Many have petitioned both Congress and the Centers for Medicare & Medicaid Services to make those pandemic telehealth freedoms permanent, saying those services have been proven to boost access to care and, in some cases, improve clinical outcomes and provider workflows. They also argue that an abrupt end to those freedoms, as would happen when the public health emergency ends, would force health systems to shut down programs and patients to lose access to important services.
"One acknowledged bright spot resulting from COVID-19 has been the extraordinary use of telehealth that has allowed patients to access quality care from the convenience of their homes," Kyle Zebley, vice president of public policy for the American Telemedicine Association, said in a press release accompanying a letter signed by more than 430 organizations, including health systems, urging Congress to make those freedoms permanent.

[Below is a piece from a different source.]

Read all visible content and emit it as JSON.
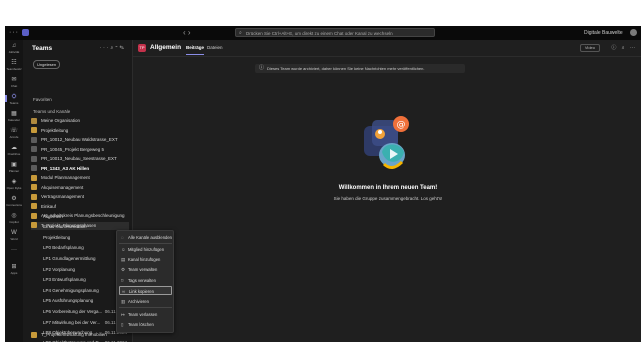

"However, there is now much uncertainty around the future of telehealth, creating chaos and concern for patients and healthcare providers alike, as the 'telehealth cliff' threatens to abruptly cut off access to care, especially for our underserved and rural populations," he said.
“Today, telehealth is being done, but there are no guidelines, there is no foundation in the state of Alabama. It’s basically the wild, wild west.”
— Alabama State Senator Larry Stutts
Eric Wicklund is the Innovation and Technology Editor for HealthLeaders.
With the COVID-19 public health emergency reducing access to in-person care, the federal government and every state eased the rules on telehealth access and coverage to give providers and consumers more opportunities to connect via virtual care.
The pandemic is easing now, and some legislators want to curb those telehealth freedoms, saying they're hurting local care providers and allowing unregulated and inappropriate services.
Telehealth proponents argue that the pandemic has proven the value of virtual care, and that the emergency measures should be made permanent.